TASK DIRECTIONS: Scan the entries below. Return every line that includes "EventCode".

DATA PROVIDED:
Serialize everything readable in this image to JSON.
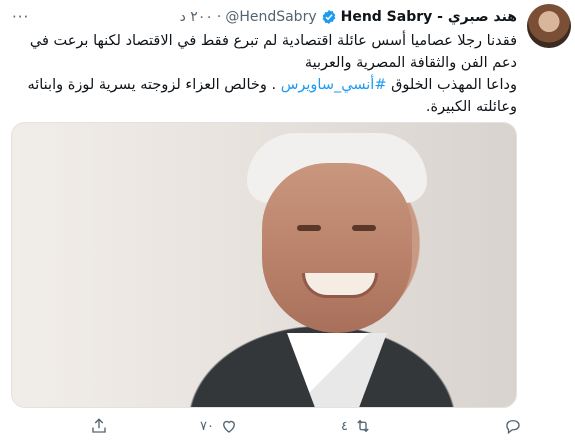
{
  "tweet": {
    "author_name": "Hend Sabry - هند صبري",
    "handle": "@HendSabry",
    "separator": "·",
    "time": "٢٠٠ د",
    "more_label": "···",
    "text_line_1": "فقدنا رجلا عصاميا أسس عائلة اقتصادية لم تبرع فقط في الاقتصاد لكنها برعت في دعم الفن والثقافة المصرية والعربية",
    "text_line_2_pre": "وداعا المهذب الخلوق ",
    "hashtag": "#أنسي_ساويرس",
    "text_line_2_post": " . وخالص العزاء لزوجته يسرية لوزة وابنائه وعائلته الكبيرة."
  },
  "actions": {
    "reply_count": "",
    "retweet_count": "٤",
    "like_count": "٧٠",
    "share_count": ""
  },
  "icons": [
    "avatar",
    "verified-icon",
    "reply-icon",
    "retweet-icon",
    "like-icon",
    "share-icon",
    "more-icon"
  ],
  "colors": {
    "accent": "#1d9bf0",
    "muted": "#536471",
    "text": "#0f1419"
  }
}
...
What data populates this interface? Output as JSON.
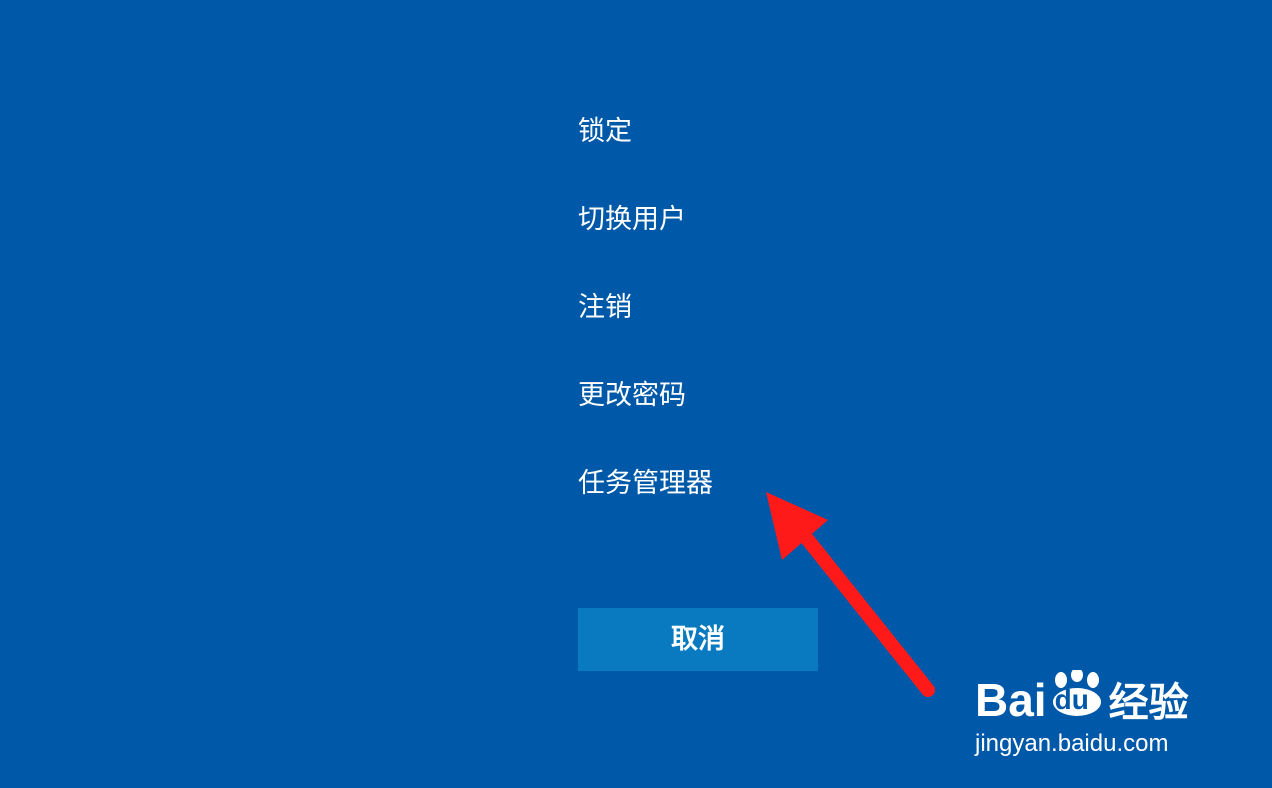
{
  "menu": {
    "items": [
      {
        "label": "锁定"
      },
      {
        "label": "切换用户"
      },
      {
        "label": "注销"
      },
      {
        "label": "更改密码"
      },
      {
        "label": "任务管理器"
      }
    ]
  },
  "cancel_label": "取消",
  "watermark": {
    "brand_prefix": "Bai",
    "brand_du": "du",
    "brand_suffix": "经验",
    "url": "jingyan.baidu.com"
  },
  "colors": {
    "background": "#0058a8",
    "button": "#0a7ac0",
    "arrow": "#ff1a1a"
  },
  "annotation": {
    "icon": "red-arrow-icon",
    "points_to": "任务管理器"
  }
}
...
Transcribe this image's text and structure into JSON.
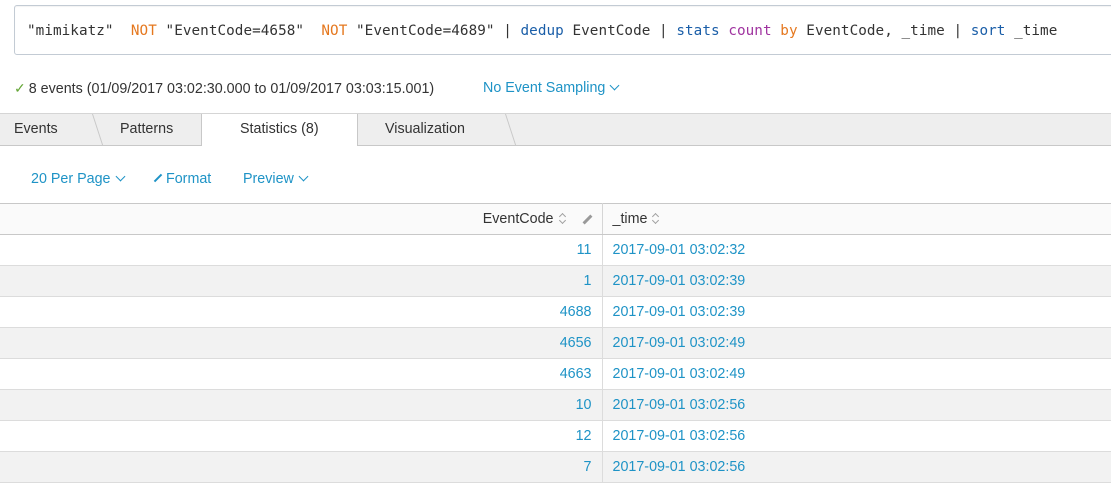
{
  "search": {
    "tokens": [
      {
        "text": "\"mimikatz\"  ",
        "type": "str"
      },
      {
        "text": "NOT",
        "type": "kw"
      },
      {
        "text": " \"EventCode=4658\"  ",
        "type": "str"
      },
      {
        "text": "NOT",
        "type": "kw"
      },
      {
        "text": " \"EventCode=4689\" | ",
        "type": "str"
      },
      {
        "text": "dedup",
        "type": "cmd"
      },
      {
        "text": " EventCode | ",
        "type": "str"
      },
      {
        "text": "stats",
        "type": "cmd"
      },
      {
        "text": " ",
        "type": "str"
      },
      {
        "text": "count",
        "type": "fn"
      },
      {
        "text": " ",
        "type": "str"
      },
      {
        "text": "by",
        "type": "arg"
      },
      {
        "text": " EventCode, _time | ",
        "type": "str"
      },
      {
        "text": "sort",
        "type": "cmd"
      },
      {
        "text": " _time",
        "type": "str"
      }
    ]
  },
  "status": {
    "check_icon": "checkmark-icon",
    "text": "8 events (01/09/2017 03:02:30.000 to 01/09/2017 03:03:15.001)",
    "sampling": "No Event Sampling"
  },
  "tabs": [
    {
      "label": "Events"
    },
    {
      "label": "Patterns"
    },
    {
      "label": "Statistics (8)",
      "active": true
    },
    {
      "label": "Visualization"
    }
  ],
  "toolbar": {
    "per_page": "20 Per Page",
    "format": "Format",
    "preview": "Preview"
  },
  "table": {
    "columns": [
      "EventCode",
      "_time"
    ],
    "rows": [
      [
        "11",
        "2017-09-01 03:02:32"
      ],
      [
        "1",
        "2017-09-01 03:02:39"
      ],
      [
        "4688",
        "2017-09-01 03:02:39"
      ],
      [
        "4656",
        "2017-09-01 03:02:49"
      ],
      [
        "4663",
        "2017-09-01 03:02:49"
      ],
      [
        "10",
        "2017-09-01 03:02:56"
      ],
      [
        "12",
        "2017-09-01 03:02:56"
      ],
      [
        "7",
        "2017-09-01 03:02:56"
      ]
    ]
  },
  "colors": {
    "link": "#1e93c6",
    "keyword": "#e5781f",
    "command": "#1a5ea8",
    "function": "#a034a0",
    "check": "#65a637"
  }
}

PROBLEM SOLUTION:
        "text": " \"EventCode=4658\"  ",
        "text": " \"EventCode=4689\" | ",
        "text": " EventCode | ",
        "text": " EventCode, _time | ",
      "EventCode",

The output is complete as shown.